● **What the exercise asks**: Your response must be made up of each line in the data below that contains the string "above".

··· Data for this task ···

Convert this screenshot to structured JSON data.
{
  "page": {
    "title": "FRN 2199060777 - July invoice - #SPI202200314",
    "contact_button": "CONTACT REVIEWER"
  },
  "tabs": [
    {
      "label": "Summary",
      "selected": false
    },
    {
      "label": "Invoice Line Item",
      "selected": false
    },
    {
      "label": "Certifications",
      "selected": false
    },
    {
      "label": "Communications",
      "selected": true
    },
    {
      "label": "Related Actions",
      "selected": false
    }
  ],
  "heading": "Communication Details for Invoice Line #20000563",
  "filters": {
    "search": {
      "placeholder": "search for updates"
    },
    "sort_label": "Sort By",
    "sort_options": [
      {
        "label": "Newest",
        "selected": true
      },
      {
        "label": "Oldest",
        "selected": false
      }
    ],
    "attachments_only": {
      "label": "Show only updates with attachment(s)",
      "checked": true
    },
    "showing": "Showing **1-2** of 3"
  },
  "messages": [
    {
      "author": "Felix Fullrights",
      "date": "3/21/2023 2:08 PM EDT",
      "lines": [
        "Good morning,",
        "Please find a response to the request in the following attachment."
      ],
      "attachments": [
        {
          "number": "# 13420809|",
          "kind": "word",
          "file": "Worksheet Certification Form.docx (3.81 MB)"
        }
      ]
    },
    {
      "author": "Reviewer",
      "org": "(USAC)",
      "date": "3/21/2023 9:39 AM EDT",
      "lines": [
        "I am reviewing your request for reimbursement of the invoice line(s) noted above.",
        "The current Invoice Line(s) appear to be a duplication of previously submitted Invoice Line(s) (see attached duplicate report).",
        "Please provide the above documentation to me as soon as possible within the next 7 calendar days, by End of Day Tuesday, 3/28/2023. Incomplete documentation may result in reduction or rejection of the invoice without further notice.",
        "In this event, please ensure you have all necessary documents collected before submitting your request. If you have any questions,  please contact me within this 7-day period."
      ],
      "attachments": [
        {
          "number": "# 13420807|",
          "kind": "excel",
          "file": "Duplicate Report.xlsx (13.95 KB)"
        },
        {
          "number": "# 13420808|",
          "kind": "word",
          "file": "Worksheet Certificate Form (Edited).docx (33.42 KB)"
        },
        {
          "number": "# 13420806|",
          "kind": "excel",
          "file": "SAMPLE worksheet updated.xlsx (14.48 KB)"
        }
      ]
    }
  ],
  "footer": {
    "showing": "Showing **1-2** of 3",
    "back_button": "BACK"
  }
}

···

● **Worked solution**:
        "I am reviewing your request for reimbursement of the invoice line(s) noted above.",
        "Please provide the above documentation to me as soon as possible within the next 7 calendar days, by End of Day Tuesday, 3/28/2023. Incomplete documentation may result in reduction or rejection of the invoice without further notice.",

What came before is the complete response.